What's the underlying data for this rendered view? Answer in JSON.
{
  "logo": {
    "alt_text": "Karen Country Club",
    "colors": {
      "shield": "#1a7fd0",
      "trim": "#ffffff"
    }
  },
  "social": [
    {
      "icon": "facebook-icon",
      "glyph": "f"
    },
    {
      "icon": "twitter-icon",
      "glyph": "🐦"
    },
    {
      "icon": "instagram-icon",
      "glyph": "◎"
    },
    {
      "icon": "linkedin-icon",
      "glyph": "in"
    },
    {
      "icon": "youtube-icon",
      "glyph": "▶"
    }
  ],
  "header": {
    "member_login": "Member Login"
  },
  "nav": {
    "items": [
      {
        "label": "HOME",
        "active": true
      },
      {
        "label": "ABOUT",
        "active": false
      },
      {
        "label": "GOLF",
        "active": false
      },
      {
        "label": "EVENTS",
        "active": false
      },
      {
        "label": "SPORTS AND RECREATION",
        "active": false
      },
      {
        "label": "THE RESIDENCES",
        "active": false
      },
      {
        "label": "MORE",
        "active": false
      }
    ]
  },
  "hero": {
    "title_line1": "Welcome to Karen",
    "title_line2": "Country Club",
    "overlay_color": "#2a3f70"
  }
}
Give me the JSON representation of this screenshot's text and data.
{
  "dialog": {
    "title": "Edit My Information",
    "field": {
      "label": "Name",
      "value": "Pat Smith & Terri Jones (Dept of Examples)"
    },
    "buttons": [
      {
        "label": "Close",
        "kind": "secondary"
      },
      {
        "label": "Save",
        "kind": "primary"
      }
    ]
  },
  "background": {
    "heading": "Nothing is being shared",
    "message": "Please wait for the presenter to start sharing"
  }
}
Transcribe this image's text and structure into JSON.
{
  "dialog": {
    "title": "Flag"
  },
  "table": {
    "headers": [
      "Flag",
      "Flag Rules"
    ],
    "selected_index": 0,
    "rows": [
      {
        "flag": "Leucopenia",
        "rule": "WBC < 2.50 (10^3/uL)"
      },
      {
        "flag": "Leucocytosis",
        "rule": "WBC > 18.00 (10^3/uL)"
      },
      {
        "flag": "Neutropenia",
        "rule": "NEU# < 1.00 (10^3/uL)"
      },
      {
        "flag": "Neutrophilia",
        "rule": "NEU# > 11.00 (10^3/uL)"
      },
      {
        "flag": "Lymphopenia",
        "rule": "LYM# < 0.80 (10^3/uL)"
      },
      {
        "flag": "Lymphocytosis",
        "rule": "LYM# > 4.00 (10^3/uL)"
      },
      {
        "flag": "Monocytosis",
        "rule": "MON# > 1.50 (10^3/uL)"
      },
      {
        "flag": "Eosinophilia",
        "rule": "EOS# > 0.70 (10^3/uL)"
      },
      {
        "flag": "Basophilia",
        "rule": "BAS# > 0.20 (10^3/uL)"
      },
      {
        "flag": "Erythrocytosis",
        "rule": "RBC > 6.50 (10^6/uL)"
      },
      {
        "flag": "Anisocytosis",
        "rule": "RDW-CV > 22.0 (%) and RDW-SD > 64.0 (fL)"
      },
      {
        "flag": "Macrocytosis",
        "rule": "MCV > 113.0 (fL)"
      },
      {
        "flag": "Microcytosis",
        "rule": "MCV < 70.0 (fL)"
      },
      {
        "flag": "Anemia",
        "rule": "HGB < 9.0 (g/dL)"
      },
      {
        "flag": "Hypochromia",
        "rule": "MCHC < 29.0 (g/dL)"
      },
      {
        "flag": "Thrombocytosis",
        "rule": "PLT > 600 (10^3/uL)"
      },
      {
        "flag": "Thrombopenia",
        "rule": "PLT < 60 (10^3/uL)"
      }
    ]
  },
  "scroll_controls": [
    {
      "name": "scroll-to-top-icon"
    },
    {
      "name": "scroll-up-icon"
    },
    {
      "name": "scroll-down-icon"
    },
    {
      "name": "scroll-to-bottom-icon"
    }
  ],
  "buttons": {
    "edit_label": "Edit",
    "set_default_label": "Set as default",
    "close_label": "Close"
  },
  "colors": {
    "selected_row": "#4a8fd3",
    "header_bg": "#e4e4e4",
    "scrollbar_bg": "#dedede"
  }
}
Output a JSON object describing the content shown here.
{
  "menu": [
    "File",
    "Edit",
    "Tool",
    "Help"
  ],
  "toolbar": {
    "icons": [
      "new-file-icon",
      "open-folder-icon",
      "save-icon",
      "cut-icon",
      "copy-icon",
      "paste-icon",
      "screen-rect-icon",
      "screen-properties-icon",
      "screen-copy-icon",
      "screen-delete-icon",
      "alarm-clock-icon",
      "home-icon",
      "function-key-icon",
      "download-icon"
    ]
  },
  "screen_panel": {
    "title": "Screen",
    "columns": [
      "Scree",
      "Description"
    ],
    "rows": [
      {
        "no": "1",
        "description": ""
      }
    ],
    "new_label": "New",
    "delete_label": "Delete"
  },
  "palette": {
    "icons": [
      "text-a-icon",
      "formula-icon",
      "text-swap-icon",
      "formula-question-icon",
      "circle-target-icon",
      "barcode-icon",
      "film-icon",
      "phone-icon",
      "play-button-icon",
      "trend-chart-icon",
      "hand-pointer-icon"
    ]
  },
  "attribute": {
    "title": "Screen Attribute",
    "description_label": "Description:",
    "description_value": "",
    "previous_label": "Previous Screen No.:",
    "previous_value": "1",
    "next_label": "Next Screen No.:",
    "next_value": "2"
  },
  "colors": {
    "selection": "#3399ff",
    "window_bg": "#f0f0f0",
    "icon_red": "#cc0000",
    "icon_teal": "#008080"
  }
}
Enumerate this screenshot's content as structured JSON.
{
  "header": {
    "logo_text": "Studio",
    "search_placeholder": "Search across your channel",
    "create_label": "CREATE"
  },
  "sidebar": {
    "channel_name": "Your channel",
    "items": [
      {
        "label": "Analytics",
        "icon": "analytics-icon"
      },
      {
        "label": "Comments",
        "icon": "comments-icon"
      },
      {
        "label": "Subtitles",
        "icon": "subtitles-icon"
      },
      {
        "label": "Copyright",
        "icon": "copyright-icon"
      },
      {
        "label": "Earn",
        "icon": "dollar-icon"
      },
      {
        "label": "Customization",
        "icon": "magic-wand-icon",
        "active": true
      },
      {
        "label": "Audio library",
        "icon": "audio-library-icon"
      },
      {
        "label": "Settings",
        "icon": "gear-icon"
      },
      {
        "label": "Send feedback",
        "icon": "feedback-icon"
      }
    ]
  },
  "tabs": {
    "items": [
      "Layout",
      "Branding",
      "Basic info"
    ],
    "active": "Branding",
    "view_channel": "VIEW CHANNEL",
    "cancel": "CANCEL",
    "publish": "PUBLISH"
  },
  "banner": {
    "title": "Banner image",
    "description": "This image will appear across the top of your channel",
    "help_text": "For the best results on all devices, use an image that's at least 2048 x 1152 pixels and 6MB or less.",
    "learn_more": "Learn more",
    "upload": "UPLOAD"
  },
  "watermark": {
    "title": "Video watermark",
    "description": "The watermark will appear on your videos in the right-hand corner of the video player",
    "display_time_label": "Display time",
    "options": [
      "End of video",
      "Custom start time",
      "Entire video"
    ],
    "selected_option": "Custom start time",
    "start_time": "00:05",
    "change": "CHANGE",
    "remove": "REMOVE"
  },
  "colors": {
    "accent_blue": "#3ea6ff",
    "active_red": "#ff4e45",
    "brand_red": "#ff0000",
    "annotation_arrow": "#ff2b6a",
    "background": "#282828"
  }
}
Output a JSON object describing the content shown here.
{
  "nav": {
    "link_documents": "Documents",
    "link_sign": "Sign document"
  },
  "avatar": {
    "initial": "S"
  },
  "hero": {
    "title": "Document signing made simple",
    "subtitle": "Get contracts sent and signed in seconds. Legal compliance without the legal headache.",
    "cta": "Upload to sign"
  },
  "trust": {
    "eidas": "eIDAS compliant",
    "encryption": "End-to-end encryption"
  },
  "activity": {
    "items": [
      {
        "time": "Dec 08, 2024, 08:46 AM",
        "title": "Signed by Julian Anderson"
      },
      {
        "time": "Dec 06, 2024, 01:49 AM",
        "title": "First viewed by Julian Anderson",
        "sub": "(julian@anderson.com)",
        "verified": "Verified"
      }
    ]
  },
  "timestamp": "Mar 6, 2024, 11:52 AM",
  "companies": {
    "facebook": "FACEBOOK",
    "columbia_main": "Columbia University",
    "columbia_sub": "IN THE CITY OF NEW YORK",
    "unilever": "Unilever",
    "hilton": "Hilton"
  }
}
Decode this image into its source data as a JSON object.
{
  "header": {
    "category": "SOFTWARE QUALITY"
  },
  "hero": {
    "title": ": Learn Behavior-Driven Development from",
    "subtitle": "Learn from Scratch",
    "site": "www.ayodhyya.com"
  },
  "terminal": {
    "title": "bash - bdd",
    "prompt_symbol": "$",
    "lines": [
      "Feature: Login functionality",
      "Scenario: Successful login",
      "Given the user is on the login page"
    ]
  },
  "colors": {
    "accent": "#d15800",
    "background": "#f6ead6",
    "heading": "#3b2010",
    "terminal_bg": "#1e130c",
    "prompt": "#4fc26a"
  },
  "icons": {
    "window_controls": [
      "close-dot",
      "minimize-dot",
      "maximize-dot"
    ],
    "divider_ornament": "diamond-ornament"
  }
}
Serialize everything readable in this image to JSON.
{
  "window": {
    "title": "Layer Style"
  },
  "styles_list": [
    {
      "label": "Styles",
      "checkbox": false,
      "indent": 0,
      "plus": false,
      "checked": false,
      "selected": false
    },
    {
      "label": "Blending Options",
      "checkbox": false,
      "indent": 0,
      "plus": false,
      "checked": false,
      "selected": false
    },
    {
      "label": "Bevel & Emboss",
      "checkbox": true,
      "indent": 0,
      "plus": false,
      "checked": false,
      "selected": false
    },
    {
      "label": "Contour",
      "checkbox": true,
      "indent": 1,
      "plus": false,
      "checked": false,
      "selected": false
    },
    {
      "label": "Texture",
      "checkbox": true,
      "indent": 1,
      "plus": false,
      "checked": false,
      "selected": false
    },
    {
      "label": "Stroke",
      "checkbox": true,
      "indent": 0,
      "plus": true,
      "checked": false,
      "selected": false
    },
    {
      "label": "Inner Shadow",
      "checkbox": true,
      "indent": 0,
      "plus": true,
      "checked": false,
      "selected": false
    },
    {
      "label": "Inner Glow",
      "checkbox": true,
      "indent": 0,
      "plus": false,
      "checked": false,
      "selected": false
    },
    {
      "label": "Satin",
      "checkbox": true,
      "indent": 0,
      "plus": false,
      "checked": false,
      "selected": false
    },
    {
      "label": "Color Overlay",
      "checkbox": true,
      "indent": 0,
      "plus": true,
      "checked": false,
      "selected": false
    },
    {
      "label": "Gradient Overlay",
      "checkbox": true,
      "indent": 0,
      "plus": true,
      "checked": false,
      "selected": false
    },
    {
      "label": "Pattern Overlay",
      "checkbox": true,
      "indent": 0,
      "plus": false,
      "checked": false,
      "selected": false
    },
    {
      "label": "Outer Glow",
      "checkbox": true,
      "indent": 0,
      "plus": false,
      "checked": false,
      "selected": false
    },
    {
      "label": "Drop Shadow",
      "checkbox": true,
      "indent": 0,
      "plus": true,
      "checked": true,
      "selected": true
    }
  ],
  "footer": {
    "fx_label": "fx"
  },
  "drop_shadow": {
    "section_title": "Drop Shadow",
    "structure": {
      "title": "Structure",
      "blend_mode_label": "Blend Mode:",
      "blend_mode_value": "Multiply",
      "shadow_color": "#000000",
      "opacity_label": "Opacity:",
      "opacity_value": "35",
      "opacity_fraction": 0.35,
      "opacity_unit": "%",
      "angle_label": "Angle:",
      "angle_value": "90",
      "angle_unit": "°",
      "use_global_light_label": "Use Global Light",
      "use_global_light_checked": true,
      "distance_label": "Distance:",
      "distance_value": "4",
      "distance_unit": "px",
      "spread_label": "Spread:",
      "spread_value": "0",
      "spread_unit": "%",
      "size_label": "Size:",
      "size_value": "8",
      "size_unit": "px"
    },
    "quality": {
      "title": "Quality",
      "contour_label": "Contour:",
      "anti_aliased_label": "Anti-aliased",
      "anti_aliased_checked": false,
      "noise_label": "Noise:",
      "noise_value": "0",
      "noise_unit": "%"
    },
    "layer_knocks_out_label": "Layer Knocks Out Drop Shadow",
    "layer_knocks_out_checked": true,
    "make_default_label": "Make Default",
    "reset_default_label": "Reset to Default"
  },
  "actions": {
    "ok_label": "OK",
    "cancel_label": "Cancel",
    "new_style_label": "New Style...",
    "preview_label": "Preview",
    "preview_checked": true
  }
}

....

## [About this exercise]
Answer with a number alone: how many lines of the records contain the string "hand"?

## [Answer to the problem]
2